in early summer sun.

The only cross to bear was proudly on our kits.

 

This was my Lisbon. This is my Caeser.

 

published in mind the time. an anthology of poems published to raise money for football memories scotland. it can be purchased here 

also, the first poem i ever performed live at the mind the time book launch in glasgow. 

 

the foundation of rock bottom

The most solid foundation you can have is rock bottom. While it’s wrong to suggest that when Rodgers took over the club was at rock bottom it certainly didn’t look to have a solid foundation.

 

We played a usually tension fraught Champions League Play Off last week but by 70 mins, were looking towards the Champions League. But we have no sea legs and our lead looked slender after the opening of the second half.   

 

Overall though we dominated a tough tie for the majority of the two games, scored eight goals and only looked ropey when we downed tools and the momentum switched but, importantly, was regained.

 

Since Rodgers arrived he has transformed the thinking of the club from one that hoped to qualify for the Champions League to one that expects too. Raised expectations built on solid foundations.

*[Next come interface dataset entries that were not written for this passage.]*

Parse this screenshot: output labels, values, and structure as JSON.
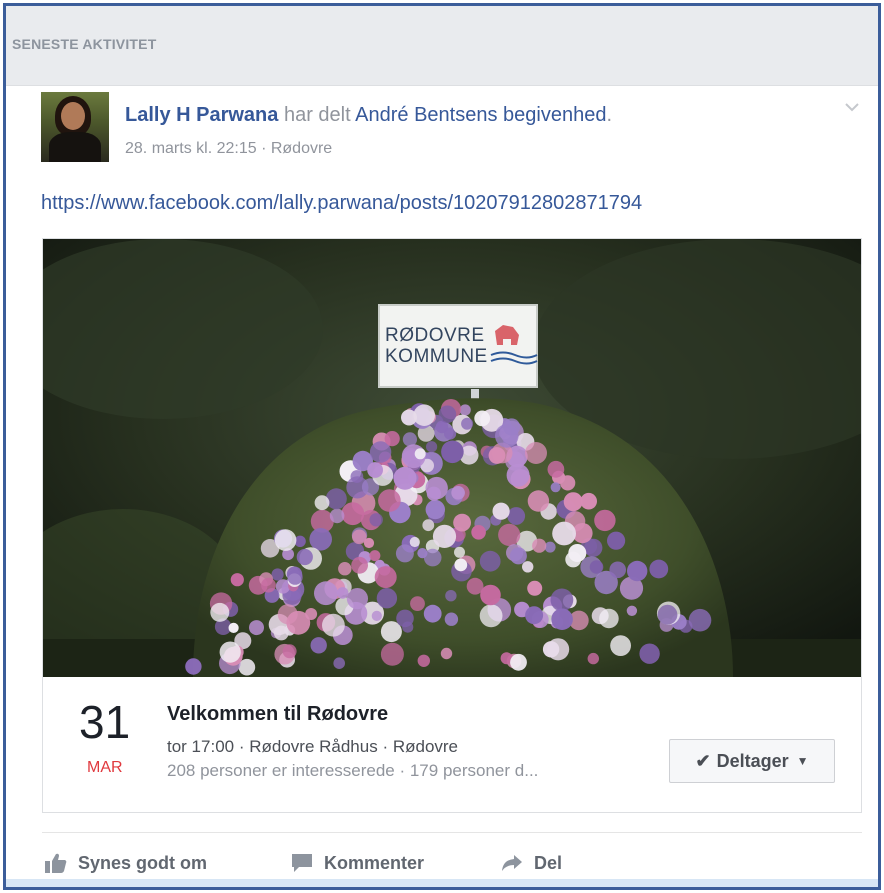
{
  "section": {
    "title": "SENESTE AKTIVITET"
  },
  "post": {
    "author": "Lally H Parwana",
    "verb": "har delt",
    "shared_owner": "André Bentsens",
    "shared_type": "begivenhed",
    "period": ".",
    "timestamp": "28. marts kl. 22:15",
    "separator": " · ",
    "location": "Rødovre",
    "url": "https://www.facebook.com/lally.parwana/posts/10207912802871794"
  },
  "photo": {
    "sign_line1": "RØDOVRE",
    "sign_line2": "KOMMUNE"
  },
  "event": {
    "day": "31",
    "month": "MAR",
    "title": "Velkommen til Rødovre",
    "when_location": "tor 17:00 · Rødovre Rådhus · Rødovre",
    "stats": "208 personer er interesserede · 179 personer d...",
    "going_label": "Deltager"
  },
  "actions": {
    "like": "Synes godt om",
    "comment": "Kommenter",
    "share": "Del"
  },
  "colors": {
    "link_blue": "#365899",
    "frame_border": "#3b5d9a",
    "month_red": "#e0393e",
    "muted_gray": "#90949c"
  },
  "icons": {
    "like": "thumbs-up-icon",
    "comment": "comment-icon",
    "share": "share-arrow-icon",
    "menu": "chevron-down-icon",
    "going": "checkmark-icon"
  }
}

Printed in The Scotsman 23rd August 2017. This was re-written after the final whistle of the play off game after a phone call from the paper. i was on a treadmill at the time…..

the belfast child(s)

Football is littered with pantomime villains but it’s also full of those, who have an extended interest in the game, believing – in their own fickle minds – that players are actual villains. Villains who deserve to be abused for 90 minutes.

 

Last week, Kyle Lafferty took centre stage at Celtic Park last week, charging around failing to get sent off and he reacted to the crowd when being substituted. This week Neil Lennon spoke the unwritten truth then over celebrated a Hibs goal at Ibrox. Fans called for the death penalty for both men. The only thing in common is some fans abusing these players think Scotland 2017 is actually Belfast in the early eighties.  

 

We have been told to move on over the summer but the only thing that needs to move on in the game are these fans.

 

Printed in the Scotsman Fanzone Wednesday 16th August. i’m beginning to sound like pat nevin.